SUPPLIED INFORMATION below:

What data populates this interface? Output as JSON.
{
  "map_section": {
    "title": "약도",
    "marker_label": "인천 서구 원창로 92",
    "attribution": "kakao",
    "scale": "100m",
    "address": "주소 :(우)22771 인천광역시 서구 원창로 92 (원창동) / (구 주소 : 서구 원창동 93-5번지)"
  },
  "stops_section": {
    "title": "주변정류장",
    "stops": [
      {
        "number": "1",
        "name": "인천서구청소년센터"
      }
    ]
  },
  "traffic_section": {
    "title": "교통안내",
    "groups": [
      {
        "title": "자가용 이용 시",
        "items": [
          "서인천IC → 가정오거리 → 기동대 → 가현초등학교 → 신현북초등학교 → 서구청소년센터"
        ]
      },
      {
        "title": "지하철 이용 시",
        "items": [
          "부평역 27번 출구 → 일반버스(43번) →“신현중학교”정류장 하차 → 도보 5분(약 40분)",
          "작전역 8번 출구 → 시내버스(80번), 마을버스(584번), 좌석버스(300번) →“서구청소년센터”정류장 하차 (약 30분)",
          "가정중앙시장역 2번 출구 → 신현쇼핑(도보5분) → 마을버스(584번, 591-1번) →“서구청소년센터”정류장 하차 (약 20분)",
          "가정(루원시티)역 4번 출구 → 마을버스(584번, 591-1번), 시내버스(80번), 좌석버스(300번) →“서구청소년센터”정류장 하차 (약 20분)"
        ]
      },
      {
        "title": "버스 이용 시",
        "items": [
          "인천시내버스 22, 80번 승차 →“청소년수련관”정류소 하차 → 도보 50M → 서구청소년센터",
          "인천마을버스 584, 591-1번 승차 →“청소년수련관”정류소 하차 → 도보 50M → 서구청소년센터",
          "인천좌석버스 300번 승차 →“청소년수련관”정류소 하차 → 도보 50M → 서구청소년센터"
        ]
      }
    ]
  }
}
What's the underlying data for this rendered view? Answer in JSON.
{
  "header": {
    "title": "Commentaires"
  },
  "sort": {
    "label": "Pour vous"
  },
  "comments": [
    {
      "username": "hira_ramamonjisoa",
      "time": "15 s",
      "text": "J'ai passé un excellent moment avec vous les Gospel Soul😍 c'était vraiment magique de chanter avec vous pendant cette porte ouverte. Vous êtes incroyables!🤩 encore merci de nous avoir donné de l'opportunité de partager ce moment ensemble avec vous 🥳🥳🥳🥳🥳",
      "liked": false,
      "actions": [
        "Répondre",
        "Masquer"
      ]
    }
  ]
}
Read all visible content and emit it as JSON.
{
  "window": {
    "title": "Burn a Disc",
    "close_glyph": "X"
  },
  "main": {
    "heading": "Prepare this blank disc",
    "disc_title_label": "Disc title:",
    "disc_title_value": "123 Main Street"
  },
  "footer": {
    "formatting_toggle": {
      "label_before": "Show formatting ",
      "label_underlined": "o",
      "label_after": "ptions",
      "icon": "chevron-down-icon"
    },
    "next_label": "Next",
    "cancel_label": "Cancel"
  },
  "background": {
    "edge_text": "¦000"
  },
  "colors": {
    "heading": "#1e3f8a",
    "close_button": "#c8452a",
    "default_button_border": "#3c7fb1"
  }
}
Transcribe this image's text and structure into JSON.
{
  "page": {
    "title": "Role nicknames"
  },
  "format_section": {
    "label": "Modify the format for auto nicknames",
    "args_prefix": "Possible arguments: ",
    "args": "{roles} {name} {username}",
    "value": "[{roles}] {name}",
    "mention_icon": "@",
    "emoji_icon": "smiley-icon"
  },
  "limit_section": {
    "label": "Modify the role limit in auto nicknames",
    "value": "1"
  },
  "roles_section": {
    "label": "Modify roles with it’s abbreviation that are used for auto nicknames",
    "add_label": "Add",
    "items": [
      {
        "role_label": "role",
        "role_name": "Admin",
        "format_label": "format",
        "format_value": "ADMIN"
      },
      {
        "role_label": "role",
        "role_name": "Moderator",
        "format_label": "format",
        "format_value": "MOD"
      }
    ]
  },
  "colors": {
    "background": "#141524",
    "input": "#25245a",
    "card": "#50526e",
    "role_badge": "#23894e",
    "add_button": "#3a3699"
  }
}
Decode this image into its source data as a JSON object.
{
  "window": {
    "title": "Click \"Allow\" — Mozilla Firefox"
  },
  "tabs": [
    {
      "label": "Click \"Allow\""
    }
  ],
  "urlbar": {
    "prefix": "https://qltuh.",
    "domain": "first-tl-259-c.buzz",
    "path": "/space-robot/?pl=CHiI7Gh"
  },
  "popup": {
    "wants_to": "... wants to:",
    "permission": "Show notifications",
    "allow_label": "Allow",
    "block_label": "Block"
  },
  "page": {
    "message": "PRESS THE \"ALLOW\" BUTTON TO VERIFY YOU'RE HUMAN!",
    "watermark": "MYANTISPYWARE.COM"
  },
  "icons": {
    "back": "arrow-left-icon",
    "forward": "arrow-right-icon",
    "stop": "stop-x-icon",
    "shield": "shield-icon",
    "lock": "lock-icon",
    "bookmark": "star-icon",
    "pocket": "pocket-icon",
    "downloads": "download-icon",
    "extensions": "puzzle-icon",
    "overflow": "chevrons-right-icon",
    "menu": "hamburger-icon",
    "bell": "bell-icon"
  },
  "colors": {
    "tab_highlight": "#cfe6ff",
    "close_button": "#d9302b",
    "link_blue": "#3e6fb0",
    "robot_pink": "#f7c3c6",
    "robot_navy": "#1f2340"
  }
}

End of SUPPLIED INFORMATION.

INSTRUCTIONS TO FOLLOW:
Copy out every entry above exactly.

FINISHED EXERCISE:
What data populates this interface? Output as JSON.
{
  "map_section": {
    "title": "약도",
    "marker_label": "인천 서구 원창로 92",
    "attribution": "kakao",
    "scale": "100m",
    "address": "주소 :(우)22771 인천광역시 서구 원창로 92 (원창동) / (구 주소 : 서구 원창동 93-5번지)"
  },
  "stops_section": {
    "title": "주변정류장",
    "stops": [
      {
        "number": "1",
        "name": "인천서구청소년센터"
      }
    ]
  },
  "traffic_section": {
    "title": "교통안내",
    "groups": [
      {
        "title": "자가용 이용 시",
        "items": [
          "서인천IC → 가정오거리 → 기동대 → 가현초등학교 → 신현북초등학교 → 서구청소년센터"
        ]
      },
      {
        "title": "지하철 이용 시",
        "items": [
          "부평역 27번 출구 → 일반버스(43번) →“신현중학교”정류장 하차 → 도보 5분(약 40분)",
          "작전역 8번 출구 → 시내버스(80번), 마을버스(584번), 좌석버스(300번) →“서구청소년센터”정류장 하차 (약 30분)",
          "가정중앙시장역 2번 출구 → 신현쇼핑(도보5분) → 마을버스(584번, 591-1번) →“서구청소년센터”정류장 하차 (약 20분)",
          "가정(루원시티)역 4번 출구 → 마을버스(584번, 591-1번), 시내버스(80번), 좌석버스(300번) →“서구청소년센터”정류장 하차 (약 20분)"
        ]
      },
      {
        "title": "버스 이용 시",
        "items": [
          "인천시내버스 22, 80번 승차 →“청소년수련관”정류소 하차 → 도보 50M → 서구청소년센터",
          "인천마을버스 584, 591-1번 승차 →“청소년수련관”정류소 하차 → 도보 50M → 서구청소년센터",
          "인천좌석버스 300번 승차 →“청소년수련관”정류소 하차 → 도보 50M → 서구청소년센터"
        ]
      }
    ]
  }
}
What's the underlying data for this rendered view? Answer in JSON.
{
  "header": {
    "title": "Commentaires"
  },
  "sort": {
    "label": "Pour vous"
  },
  "comments": [
    {
      "username": "hira_ramamonjisoa",
      "time": "15 s",
      "text": "J'ai passé un excellent moment avec vous les Gospel Soul😍 c'était vraiment magique de chanter avec vous pendant cette porte ouverte. Vous êtes incroyables!🤩 encore merci de nous avoir donné de l'opportunité de partager ce moment ensemble avec vous 🥳🥳🥳🥳🥳",
      "liked": false,
      "actions": [
        "Répondre",
        "Masquer"
      ]
    }
  ]
}
Read all visible content and emit it as JSON.
{
  "window": {
    "title": "Burn a Disc",
    "close_glyph": "X"
  },
  "main": {
    "heading": "Prepare this blank disc",
    "disc_title_label": "Disc title:",
    "disc_title_value": "123 Main Street"
  },
  "footer": {
    "formatting_toggle": {
      "label_before": "Show formatting ",
      "label_underlined": "o",
      "label_after": "ptions",
      "icon": "chevron-down-icon"
    },
    "next_label": "Next",
    "cancel_label": "Cancel"
  },
  "background": {
    "edge_text": "¦000"
  },
  "colors": {
    "heading": "#1e3f8a",
    "close_button": "#c8452a",
    "default_button_border": "#3c7fb1"
  }
}
Transcribe this image's text and structure into JSON.
{
  "page": {
    "title": "Role nicknames"
  },
  "format_section": {
    "label": "Modify the format for auto nicknames",
    "args_prefix": "Possible arguments: ",
    "args": "{roles} {name} {username}",
    "value": "[{roles}] {name}",
    "mention_icon": "@",
    "emoji_icon": "smiley-icon"
  },
  "limit_section": {
    "label": "Modify the role limit in auto nicknames",
    "value": "1"
  },
  "roles_section": {
    "label": "Modify roles with it’s abbreviation that are used for auto nicknames",
    "add_label": "Add",
    "items": [
      {
        "role_label": "role",
        "role_name": "Admin",
        "format_label": "format",
        "format_value": "ADMIN"
      },
      {
        "role_label": "role",
        "role_name": "Moderator",
        "format_label": "format",
        "format_value": "MOD"
      }
    ]
  },
  "colors": {
    "background": "#141524",
    "input": "#25245a",
    "card": "#50526e",
    "role_badge": "#23894e",
    "add_button": "#3a3699"
  }
}
Decode this image into its source data as a JSON object.
{
  "window": {
    "title": "Click \"Allow\" — Mozilla Firefox"
  },
  "tabs": [
    {
      "label": "Click \"Allow\""
    }
  ],
  "urlbar": {
    "prefix": "https://qltuh.",
    "domain": "first-tl-259-c.buzz",
    "path": "/space-robot/?pl=CHiI7Gh"
  },
  "popup": {
    "wants_to": "... wants to:",
    "permission": "Show notifications",
    "allow_label": "Allow",
    "block_label": "Block"
  },
  "page": {
    "message": "PRESS THE \"ALLOW\" BUTTON TO VERIFY YOU'RE HUMAN!",
    "watermark": "MYANTISPYWARE.COM"
  },
  "icons": {
    "back": "arrow-left-icon",
    "forward": "arrow-right-icon",
    "stop": "stop-x-icon",
    "shield": "shield-icon",
    "lock": "lock-icon",
    "bookmark": "star-icon",
    "pocket": "pocket-icon",
    "downloads": "download-icon",
    "extensions": "puzzle-icon",
    "overflow": "chevrons-right-icon",
    "menu": "hamburger-icon",
    "bell": "bell-icon"
  },
  "colors": {
    "tab_highlight": "#cfe6ff",
    "close_button": "#d9302b",
    "link_blue": "#3e6fb0",
    "robot_pink": "#f7c3c6",
    "robot_navy": "#1f2340"
  }
}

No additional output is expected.